Carnival Glass Terms
FREE eBook (by download)
Second Edition – just released. We have updated and added extra, fascinating information to our hugely successful and popular “Guide to Carnival Glass Terms” free eBook.
We now offer a FREE thirty-five page eBook that is packed full of detailed information and illustration of around 160 terms and definitions frequently used by Carnival Glass collectors. Collectors will also be delighted to know that, due to popular demand, the Second Edition also includes several new features including an Appendix of old newspaper ads featuring Carnival Glass.
The terms are all things that have been mentioned, and asked about, over the last year here on our Carnival Glass NetworK Group on Facebook. We hope you will enjoy it and that you find it a useful reference document.
The eBook is a PDF document that everyone should be able to use. You can download it below - simple click on "Download File" and enjoy!
Further Reading: Features (and defects) of handmade pressed Carnival Glass by Glass Engineer (the late) Howard Seufer, with additional material provided by Glen & Stephen Thistlewood.
Click on the image to read
about the features and defects of handmade pressed glass.
Some of the earliest pieces of Classic Carnival are over 100 years old, so it's not surprising that some will show damage - from the very obvious such as a large chip, to the less significant. Collectors have developed a whole variety of descriptive terms: chip, flake, flea-bite, chigger, rough spot, and even “no-harm” damage.
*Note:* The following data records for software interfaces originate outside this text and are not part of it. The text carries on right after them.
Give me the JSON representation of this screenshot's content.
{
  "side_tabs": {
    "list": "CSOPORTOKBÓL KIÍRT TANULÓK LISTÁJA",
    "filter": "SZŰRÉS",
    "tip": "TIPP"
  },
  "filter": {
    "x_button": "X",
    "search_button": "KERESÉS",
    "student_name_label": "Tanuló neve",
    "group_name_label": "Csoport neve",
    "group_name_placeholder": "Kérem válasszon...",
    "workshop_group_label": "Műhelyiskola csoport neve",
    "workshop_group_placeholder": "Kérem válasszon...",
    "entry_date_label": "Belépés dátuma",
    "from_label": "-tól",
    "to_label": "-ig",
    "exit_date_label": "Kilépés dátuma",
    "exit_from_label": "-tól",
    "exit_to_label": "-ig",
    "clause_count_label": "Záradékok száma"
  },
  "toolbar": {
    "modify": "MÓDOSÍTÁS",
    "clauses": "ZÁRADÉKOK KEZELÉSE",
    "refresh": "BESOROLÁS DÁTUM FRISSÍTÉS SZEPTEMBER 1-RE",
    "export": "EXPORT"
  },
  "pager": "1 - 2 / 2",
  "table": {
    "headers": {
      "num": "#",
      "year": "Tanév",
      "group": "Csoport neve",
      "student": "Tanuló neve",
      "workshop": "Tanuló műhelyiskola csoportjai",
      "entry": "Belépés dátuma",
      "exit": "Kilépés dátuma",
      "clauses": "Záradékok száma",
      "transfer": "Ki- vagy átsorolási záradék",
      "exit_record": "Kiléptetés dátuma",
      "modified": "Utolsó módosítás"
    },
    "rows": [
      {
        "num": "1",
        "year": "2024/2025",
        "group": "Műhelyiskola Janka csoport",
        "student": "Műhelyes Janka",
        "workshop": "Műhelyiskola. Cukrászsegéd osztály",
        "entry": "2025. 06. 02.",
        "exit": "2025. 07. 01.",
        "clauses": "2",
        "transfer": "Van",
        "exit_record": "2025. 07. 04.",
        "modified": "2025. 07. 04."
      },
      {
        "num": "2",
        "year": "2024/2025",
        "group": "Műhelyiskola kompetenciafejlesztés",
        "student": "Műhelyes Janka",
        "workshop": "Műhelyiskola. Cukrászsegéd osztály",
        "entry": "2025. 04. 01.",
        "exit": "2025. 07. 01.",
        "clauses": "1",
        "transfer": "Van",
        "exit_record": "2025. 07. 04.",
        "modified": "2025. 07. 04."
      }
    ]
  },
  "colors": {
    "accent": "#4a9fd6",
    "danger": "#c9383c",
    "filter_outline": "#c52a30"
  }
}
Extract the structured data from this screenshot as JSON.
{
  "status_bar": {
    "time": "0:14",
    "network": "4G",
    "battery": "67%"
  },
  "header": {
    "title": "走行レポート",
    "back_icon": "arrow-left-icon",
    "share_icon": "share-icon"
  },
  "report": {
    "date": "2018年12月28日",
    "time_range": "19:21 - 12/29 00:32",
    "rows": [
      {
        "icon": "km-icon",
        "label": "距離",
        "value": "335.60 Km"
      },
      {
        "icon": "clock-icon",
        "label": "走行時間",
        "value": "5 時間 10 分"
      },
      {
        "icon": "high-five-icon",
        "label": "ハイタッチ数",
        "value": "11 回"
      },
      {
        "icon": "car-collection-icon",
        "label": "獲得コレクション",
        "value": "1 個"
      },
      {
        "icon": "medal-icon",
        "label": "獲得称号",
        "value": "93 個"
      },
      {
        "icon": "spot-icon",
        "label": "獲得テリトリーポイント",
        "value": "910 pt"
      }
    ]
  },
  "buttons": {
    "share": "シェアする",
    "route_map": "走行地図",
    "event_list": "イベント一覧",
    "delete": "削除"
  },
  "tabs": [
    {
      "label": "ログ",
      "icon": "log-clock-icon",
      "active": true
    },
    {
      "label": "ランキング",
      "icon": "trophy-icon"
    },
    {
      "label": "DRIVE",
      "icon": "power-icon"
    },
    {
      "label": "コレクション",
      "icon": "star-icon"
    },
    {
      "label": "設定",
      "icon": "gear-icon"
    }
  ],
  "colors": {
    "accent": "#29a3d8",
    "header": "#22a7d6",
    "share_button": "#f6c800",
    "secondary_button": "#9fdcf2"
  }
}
Damage may also have been caused by poor care over the years - over-cleaning or the use of abrasive cleaners which damage the very thin iridescent surface, leaving it open to oxidation and dullness.
However, in "Features (and defects) of handmade pressed Carnival Glass", Howard shares his considerable expertise to explain the characteristics of pressed glass that reflect the way the glass was actually made, at a time when “quality control” was less rigorous than modern-day consumers would expect. Inevitably, some of these features may be thought of as damage or defects, but it's important that collectors can recognise these features and defects for what they actually are - characteristics that result from the glass-making processes.